-- Opening Marker --

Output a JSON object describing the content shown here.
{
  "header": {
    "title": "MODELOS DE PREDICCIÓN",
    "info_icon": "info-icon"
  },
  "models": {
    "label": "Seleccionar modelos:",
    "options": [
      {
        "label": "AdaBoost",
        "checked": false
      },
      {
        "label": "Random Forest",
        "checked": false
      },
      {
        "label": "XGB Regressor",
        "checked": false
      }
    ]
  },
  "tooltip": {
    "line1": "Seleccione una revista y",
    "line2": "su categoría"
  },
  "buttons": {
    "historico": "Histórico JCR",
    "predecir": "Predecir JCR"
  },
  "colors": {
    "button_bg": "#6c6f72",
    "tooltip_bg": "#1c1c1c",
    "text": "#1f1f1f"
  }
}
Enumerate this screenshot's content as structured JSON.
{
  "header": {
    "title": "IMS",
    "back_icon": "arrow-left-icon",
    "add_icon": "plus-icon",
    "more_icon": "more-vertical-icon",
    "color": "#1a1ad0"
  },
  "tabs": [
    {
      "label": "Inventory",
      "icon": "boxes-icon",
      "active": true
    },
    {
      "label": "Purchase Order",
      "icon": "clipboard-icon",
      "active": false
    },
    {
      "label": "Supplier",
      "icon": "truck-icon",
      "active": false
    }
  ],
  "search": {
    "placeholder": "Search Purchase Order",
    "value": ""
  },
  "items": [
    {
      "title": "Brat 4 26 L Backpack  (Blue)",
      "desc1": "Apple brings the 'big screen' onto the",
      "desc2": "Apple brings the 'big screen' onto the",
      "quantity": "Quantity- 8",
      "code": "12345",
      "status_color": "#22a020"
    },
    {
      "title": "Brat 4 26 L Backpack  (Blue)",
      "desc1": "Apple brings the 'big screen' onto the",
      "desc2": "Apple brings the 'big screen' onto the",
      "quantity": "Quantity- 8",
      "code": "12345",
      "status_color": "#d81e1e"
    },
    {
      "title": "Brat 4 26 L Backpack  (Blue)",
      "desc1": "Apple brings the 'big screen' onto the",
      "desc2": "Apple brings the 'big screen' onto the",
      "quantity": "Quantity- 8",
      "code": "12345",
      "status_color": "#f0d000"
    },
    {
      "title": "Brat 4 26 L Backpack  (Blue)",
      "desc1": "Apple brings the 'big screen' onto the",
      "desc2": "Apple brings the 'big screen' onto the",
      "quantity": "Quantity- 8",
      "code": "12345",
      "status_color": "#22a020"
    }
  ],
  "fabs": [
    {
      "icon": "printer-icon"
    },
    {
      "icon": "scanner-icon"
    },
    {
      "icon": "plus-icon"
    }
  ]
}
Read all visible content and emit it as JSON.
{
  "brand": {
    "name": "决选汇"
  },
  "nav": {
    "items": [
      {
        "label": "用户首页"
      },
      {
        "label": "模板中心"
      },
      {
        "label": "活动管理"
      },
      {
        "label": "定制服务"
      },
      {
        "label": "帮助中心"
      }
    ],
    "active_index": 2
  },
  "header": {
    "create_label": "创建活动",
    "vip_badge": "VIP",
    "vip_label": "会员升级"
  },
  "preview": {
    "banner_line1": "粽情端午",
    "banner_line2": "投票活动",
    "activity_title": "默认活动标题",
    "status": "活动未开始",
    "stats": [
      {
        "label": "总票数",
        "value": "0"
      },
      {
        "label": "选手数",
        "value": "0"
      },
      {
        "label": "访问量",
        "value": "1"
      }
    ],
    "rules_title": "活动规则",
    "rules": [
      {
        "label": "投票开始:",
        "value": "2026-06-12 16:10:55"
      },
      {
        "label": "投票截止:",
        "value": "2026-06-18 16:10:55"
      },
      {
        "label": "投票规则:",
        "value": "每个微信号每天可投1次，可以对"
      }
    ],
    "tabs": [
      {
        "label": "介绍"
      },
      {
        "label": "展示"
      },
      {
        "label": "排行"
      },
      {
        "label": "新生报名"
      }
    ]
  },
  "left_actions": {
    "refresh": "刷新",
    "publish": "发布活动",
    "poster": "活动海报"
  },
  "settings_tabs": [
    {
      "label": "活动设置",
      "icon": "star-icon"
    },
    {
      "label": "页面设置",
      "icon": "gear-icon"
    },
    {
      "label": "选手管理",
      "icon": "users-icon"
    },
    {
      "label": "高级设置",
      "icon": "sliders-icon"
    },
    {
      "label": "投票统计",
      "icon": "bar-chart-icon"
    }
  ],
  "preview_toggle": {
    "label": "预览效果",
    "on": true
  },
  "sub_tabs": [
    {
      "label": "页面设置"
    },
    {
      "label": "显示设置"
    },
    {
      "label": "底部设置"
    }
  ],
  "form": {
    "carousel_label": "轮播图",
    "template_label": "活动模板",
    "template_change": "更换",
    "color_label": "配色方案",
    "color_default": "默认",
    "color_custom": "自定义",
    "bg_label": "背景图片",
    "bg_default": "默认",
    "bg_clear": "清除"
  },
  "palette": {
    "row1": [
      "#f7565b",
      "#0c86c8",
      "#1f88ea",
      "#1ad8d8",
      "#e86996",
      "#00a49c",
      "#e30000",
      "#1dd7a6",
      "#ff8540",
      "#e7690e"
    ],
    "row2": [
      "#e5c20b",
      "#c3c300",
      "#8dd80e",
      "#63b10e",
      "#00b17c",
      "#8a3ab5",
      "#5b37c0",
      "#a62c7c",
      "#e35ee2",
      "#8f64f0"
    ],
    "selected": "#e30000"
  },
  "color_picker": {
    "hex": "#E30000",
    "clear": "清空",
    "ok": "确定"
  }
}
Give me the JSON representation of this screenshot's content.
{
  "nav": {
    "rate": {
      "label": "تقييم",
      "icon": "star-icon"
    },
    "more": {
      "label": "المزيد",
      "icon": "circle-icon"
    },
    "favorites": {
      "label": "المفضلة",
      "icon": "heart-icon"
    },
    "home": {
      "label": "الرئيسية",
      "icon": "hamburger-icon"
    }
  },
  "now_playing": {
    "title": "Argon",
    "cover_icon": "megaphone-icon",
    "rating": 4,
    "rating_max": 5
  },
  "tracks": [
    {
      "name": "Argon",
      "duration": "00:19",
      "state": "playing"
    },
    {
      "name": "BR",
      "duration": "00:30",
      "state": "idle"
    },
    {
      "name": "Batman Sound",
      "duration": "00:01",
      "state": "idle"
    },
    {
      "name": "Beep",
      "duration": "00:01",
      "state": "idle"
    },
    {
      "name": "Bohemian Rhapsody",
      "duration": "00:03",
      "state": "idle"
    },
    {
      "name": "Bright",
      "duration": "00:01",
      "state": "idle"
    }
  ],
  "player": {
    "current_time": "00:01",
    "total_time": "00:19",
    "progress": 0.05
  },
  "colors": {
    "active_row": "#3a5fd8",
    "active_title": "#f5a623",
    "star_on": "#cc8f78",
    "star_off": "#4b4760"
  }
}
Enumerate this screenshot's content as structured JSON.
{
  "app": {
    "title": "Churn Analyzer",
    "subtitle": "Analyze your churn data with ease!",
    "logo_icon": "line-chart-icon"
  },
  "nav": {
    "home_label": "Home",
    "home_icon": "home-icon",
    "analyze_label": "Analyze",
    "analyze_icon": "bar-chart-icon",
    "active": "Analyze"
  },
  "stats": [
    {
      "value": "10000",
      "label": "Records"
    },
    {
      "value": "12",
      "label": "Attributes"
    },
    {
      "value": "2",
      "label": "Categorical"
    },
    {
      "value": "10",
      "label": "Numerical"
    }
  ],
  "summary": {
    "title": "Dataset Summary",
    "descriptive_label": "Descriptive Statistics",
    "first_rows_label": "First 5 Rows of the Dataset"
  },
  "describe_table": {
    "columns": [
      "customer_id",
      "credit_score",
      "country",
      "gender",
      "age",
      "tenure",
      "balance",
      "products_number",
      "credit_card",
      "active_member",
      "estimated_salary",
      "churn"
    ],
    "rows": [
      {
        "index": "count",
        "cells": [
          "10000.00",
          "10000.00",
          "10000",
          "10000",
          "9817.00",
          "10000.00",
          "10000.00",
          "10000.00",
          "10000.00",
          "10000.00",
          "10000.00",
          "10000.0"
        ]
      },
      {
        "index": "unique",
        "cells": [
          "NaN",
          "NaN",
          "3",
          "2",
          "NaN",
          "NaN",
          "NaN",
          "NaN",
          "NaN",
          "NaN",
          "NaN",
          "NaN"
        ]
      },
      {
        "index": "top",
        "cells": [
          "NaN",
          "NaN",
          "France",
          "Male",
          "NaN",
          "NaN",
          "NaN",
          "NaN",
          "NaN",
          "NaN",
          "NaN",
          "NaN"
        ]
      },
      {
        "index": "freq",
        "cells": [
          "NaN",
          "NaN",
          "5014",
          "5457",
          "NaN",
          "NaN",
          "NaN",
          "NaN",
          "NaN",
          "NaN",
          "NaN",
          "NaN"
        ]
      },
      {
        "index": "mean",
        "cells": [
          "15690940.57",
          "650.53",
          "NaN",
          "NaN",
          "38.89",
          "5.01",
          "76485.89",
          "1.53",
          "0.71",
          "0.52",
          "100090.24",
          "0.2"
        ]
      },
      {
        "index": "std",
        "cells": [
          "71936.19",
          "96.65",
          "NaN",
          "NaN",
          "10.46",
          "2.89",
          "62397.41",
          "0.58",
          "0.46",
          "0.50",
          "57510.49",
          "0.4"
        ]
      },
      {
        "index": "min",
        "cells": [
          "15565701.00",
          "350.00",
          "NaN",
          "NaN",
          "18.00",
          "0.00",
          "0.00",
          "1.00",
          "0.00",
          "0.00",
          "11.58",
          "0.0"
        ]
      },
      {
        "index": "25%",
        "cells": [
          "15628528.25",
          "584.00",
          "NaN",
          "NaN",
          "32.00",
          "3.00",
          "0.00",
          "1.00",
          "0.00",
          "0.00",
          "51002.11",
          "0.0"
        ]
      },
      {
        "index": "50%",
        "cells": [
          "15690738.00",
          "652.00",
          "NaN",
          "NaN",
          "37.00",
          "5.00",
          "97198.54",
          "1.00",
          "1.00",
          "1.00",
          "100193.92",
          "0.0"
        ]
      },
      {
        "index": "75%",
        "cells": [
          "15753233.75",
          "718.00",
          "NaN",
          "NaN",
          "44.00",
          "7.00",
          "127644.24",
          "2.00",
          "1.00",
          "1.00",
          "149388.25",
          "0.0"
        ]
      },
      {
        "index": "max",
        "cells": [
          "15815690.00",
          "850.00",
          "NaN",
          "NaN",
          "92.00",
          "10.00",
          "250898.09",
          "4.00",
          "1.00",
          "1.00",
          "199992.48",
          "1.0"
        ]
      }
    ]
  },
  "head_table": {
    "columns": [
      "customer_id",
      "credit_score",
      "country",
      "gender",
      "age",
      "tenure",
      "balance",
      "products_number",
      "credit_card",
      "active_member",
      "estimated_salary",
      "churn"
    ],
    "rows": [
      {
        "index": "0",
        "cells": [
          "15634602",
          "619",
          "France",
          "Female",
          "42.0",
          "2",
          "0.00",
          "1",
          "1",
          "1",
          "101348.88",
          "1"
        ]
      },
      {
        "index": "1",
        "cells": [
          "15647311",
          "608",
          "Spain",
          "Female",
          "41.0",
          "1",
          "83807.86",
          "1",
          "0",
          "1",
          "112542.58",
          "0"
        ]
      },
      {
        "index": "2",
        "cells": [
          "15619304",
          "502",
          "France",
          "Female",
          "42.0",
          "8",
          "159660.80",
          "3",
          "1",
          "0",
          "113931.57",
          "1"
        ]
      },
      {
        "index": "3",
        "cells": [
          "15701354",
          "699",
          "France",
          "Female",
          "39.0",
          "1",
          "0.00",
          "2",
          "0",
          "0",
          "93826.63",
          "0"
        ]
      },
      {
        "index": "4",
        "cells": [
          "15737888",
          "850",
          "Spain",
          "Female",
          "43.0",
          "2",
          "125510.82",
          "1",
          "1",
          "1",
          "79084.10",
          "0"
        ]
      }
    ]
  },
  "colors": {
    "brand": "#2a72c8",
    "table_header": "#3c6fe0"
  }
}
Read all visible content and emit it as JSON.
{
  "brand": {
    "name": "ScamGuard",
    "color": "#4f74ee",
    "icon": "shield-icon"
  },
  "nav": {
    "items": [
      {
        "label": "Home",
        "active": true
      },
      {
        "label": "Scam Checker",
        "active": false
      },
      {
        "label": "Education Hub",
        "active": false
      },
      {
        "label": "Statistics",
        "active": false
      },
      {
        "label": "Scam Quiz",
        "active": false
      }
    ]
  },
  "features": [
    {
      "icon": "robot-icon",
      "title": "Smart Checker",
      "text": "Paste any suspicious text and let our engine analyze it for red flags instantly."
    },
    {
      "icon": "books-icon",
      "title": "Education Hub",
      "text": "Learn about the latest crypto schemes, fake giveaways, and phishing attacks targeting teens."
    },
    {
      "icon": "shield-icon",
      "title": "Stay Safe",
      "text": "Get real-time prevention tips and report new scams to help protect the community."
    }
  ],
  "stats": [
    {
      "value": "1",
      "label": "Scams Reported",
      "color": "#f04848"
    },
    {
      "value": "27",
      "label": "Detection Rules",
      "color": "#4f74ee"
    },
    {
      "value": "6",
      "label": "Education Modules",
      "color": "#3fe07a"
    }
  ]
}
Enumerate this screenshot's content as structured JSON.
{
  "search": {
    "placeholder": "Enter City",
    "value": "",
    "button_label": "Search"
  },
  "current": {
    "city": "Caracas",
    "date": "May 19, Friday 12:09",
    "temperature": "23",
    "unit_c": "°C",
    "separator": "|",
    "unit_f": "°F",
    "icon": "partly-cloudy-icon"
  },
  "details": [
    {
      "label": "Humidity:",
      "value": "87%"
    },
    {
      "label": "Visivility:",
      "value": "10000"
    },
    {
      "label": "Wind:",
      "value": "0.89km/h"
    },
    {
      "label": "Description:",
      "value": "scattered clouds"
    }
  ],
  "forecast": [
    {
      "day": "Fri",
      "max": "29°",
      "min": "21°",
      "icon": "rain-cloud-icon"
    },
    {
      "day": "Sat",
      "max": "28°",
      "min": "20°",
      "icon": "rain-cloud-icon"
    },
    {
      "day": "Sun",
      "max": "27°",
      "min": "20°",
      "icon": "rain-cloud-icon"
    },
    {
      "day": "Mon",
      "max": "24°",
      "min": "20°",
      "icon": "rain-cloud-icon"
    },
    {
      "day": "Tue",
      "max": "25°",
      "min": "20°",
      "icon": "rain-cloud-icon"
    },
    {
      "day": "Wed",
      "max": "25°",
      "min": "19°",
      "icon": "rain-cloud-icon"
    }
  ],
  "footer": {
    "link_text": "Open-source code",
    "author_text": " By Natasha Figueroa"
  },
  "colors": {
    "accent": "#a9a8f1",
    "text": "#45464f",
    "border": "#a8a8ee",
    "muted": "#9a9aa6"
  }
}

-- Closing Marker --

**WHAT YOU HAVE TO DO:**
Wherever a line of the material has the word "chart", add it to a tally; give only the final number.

**THE ANSWER:**
3